● HOW TO COMPLETE THIS TASK
All entries shown below should be duplicated character for character.

● DATA EXTRACT
·····

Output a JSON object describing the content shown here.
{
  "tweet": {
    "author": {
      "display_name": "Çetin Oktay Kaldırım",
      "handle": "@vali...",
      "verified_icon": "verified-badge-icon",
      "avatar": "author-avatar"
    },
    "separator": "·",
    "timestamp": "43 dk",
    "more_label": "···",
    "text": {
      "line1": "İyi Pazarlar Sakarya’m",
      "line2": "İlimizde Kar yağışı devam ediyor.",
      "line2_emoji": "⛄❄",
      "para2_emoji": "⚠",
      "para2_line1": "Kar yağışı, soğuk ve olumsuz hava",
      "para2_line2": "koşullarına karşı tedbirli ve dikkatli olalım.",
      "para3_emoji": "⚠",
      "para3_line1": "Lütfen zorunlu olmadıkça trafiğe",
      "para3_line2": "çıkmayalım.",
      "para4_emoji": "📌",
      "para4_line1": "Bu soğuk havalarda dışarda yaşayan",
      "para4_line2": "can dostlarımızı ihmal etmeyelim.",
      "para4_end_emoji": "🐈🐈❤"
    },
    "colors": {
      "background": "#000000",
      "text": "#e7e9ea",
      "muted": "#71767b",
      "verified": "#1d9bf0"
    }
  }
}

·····

● FINISHED TASK
Output a JSON object describing the content shown here.
{
  "tweet": {
    "author": {
      "display_name": "Çetin Oktay Kaldırım",
      "handle": "@vali...",
      "verified_icon": "verified-badge-icon",
      "avatar": "author-avatar"
    },
    "separator": "·",
    "timestamp": "43 dk",
    "more_label": "···",
    "text": {
      "line1": "İyi Pazarlar Sakarya’m",
      "line2": "İlimizde Kar yağışı devam ediyor.",
      "line2_emoji": "⛄❄",
      "para2_emoji": "⚠",
      "para2_line1": "Kar yağışı, soğuk ve olumsuz hava",
      "para2_line2": "koşullarına karşı tedbirli ve dikkatli olalım.",
      "para3_emoji": "⚠",
      "para3_line1": "Lütfen zorunlu olmadıkça trafiğe",
      "para3_line2": "çıkmayalım.",
      "para4_emoji": "📌",
      "para4_line1": "Bu soğuk havalarda dışarda yaşayan",
      "para4_line2": "can dostlarımızı ihmal etmeyelim.",
      "para4_end_emoji": "🐈🐈❤"
    },
    "colors": {
      "background": "#000000",
      "text": "#e7e9ea",
      "muted": "#71767b",
      "verified": "#1d9bf0"
    }
  }
}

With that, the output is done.